Brooke Gruber just had a Sweet 16 party. She’s petite like her mother, with her father’s blue eyes and smile. While her party was about youth and the future, the past was part of it. Brooks Gruber is always in their hearts, from the gold wings that the mother and daughter wear — Brooks gave Connie the jewelry when they were dating — to how they included him in her party by sharing a slideshow Connie hadn’t shown since his funeral.
“I … felt sad remembering that someone most special to me could not be there to celebrate a very important moment of my life,” Brooke said. “When people ask me about my father and what happened to him, I don’t want to have to explain and defend all the reasons why it wasn’t his fault. I want them to know the truth of how he died with honor.”
Matt Brow was 7 when his father’s Osprey crashed. Now 22, he’s thinking of joining the military. He’s interested in serving even though this long fight has shown him the ugly side of Pentagon bureaucracy.
“But for every instance over the last 15 years that it could have done more … like change two words,” he said, he has come across individual soldiers “who have still made me respect the people in it, and value it.”
“At this point I think I am past any feelings I get from seeing an Osprey in the air,” Matt said. “After it got decommissioned for a while and put back, it did better, and now it’s deployed and actually saving people lives and helping the war effort. But if everyone’s moving past it, it seems like it would be an easy thing to go back and right the wrongs.”
The closest Jones and the families came to getting their wish was in 2013, when then-Marine Corps Commandant Gen. Amos wrote Minority Whip Rep. Steny Hoyer, D-Md., and Jones about the 2000 crash.
“Among the greatest misfortunes in the wake of the tragedy was the mischaracterization — not by the Marines Corps but by others — that pilot error was solely to blame for the mishap,” Amos wrote.
“That characterization failed to adequately account for the many intangibles contributing to the outcome … The MV-22 program did not significantly recognize the potential safety threat from Vortex Ring State.”
So close, but still the words stung — not “solely” to blame.
“We sat down and read that — all three of us [Trish and sons Matt and Mike Brow], silently, in Congressman Jones’ office,” when it came out in 2013, Trish said. They all jumped on the same qualifier, the same hedging they’d received for so long.
The next few weeks may tell whether the families will get the correction they seek — a definitive statement from the DOD with the following words: “After review of many reports, it is my conclusion that Lt. Col. Brow and Major Gruber could not have been responsible for the crash, because they had neither the knowledge nor the training to avert the crash.” The letter, and a large packet of support are under review by deputy secretary Work.
Because the packet reflects “ongoing discussions between senior leadership and Congress,” Work was unavailable to be interviewed.
The change would not affect the official documents or the current Osprey program, Jones said.
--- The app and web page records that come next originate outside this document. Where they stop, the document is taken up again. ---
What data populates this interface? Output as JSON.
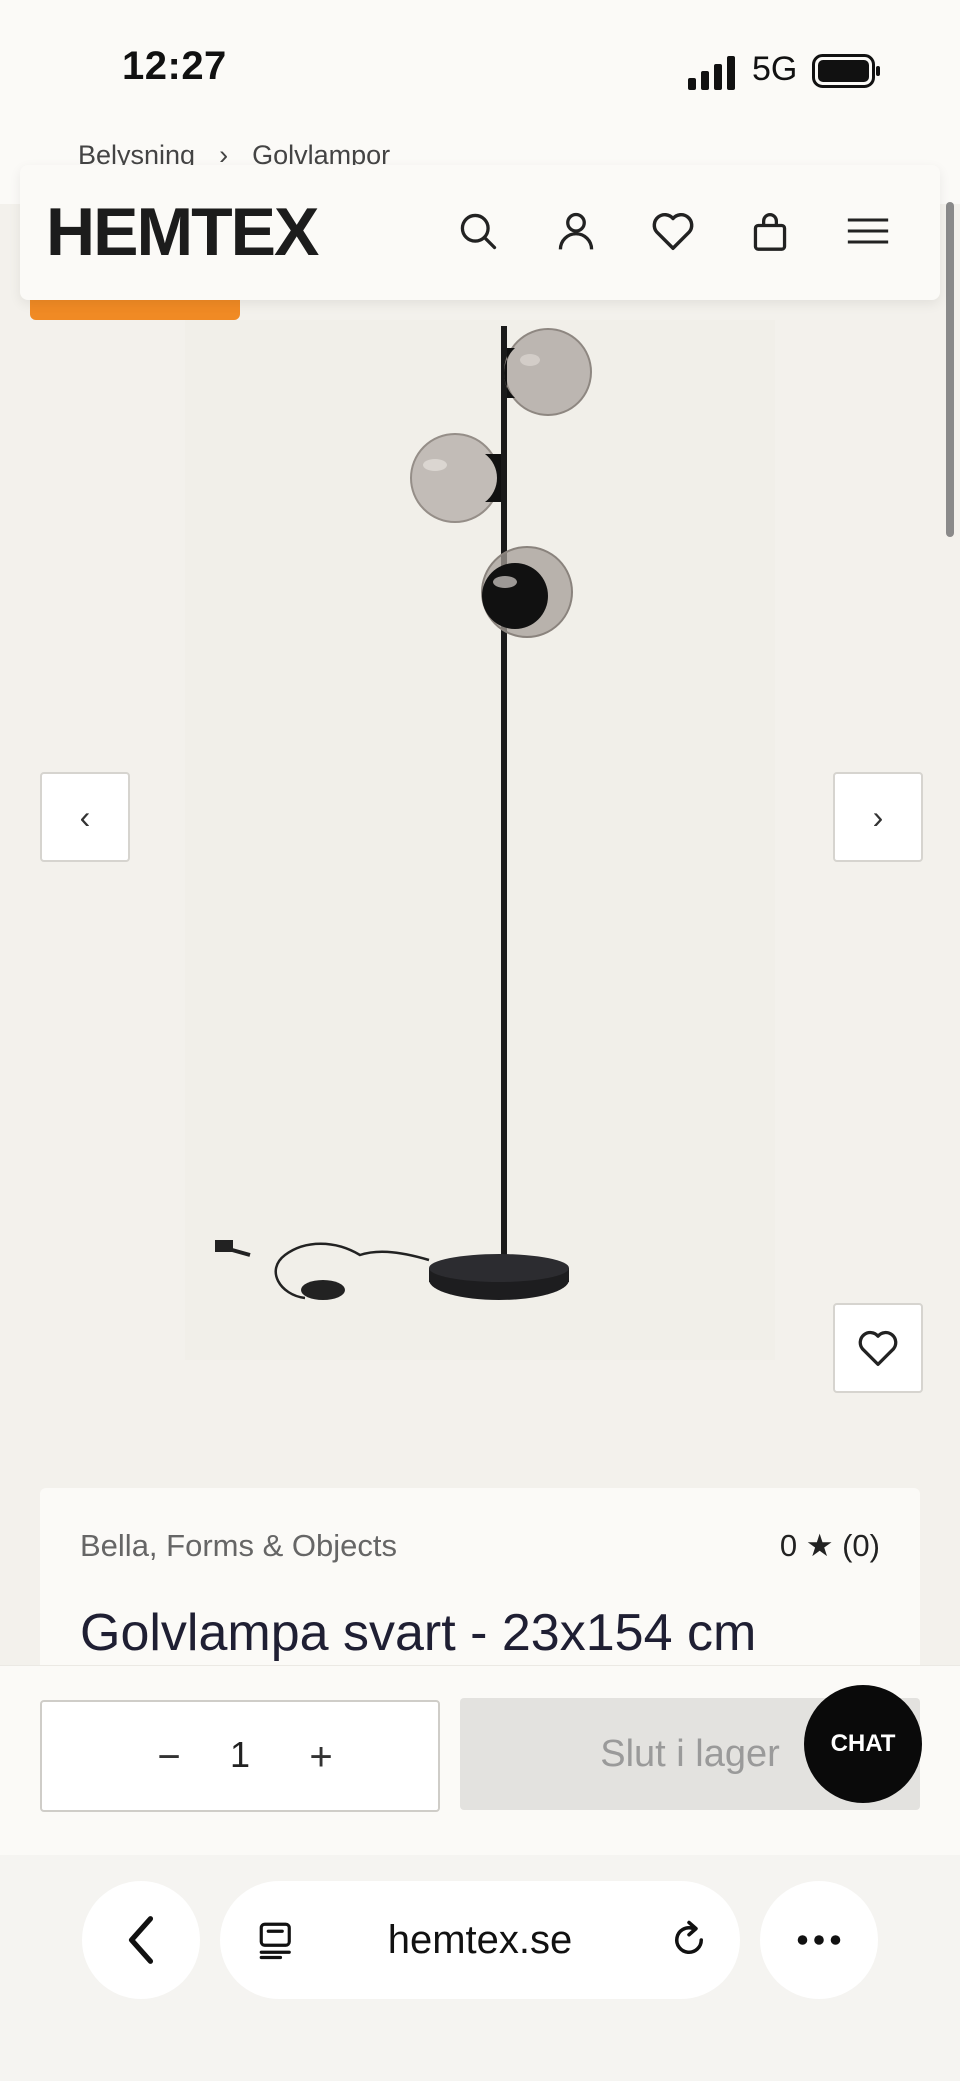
{
  "status": {
    "time": "12:27",
    "network": "5G"
  },
  "breadcrumb": [
    "Belysning",
    "Golvlampor"
  ],
  "header": {
    "logo": "HEMTEX",
    "icons": [
      "search-icon",
      "account-icon",
      "wishlist-icon",
      "cart-icon",
      "menu-icon"
    ]
  },
  "gallery": {
    "prev_label": "‹",
    "next_label": "›"
  },
  "product": {
    "brand": "Bella, Forms & Objects",
    "rating": "0 ★ (0)",
    "title": "Golvlampa svart - 23x154 cm"
  },
  "purchase": {
    "minus": "−",
    "quantity": "1",
    "plus": "+",
    "button_label": "Slut i lager"
  },
  "chat": {
    "label": "CHAT"
  },
  "browser": {
    "url": "hemtex.se"
  },
  "colors": {
    "accent": "#f08a24",
    "chat": "#0a0a0a",
    "disabled": "#e3e2df"
  }
}
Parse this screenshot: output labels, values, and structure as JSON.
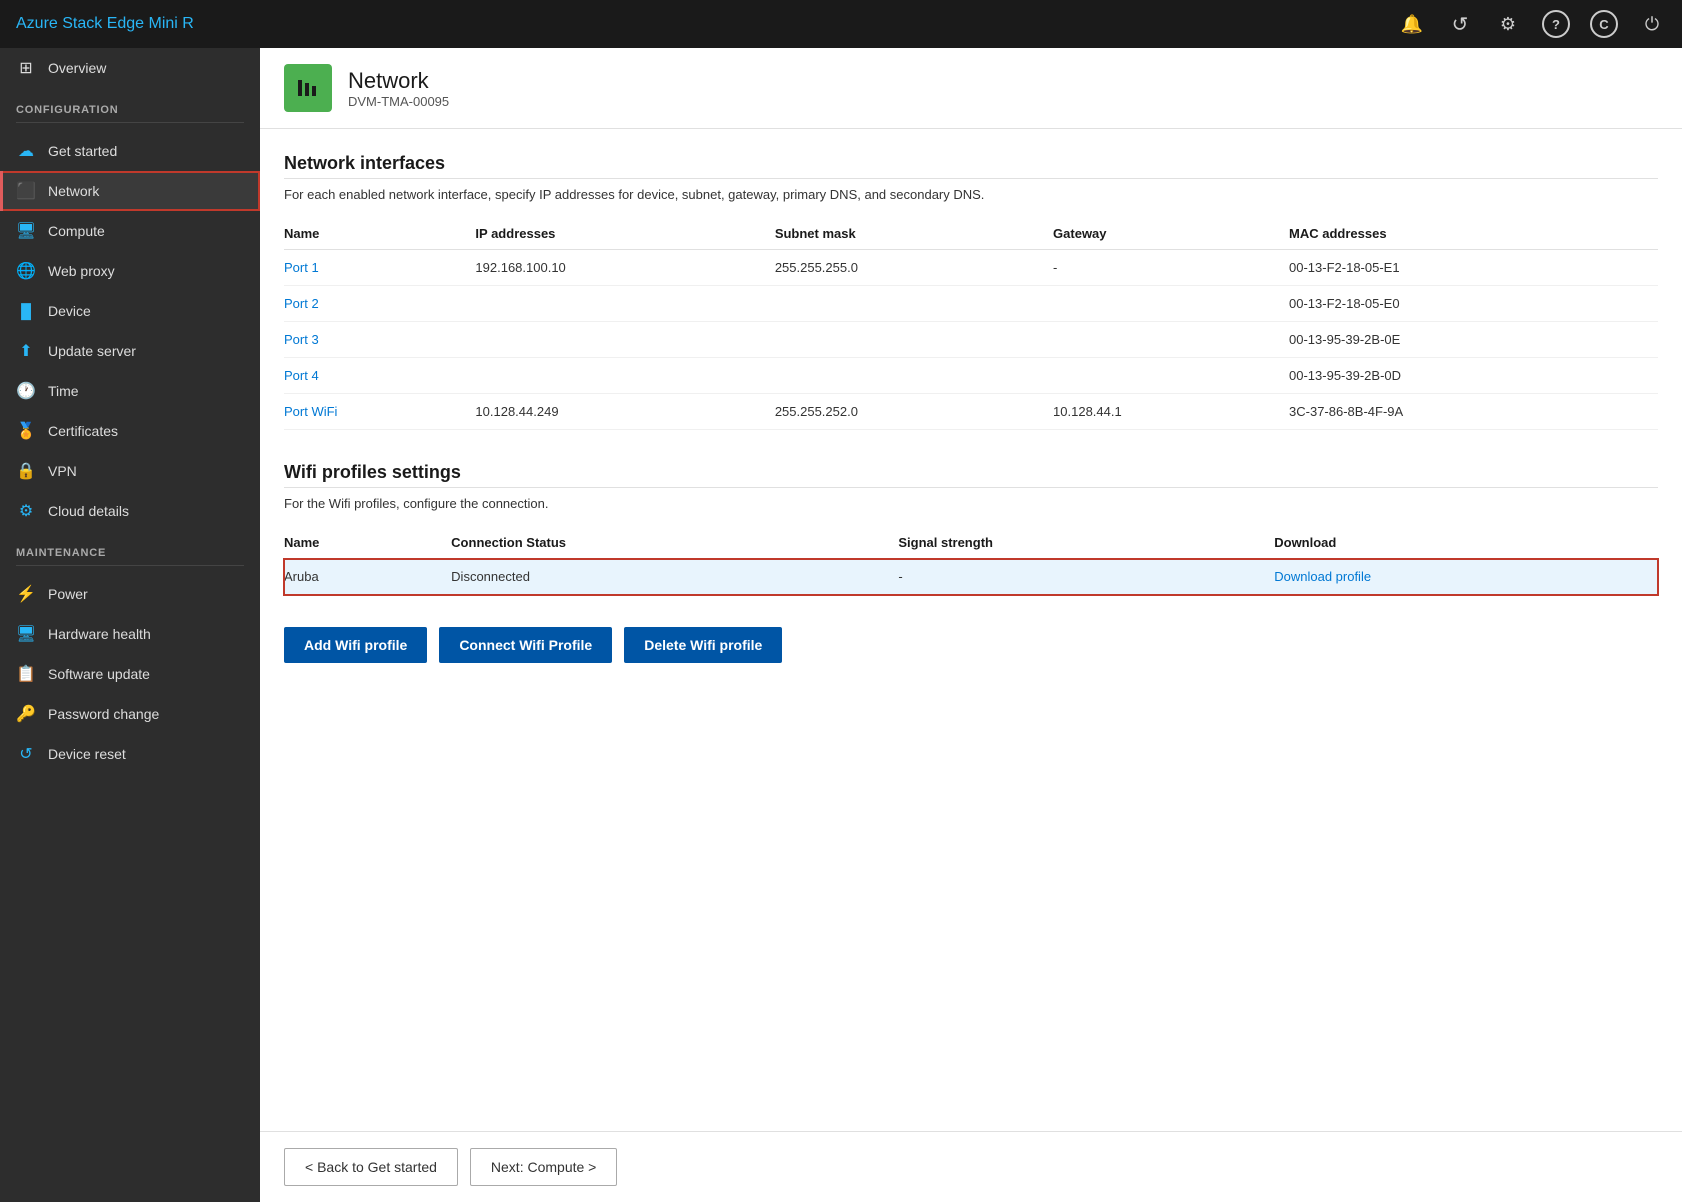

The lawsuits are over, so there would be no legal ramifications or further monetary gain. (Manufacturers Bell Boeing settled out of court with the families; the details are sealed. A spokeswoman for Bell’s V-22 program deferred comment to the Marine Corps, where a spokesman declined an interview.)
If Work does not approve the change, the families will not give up. “I think this fight only has one end,” Matt Brow said.
He said that while there are memorials to his dad and the crew, clearing his father’s name is one of two tributes that mean the most.
“That, and living our lives well, is the main thing we can do to honor him.”
For Connie, setting the record straight is something she deeply needs to feel at peace. “We proudly accept this, knowing his life sacrifice directly helped pave the way for the safety and success of today’s Osprey,” she said. “What we don’t accept is the failure of leadership in making it perfectly clear both in the press and in the history of Marine Corps aviation that the aircraft was not ready. The pilots were not properly trained, the mission should never have been flown that night.”
Just as she finished, another Osprey flew over, heading for the base.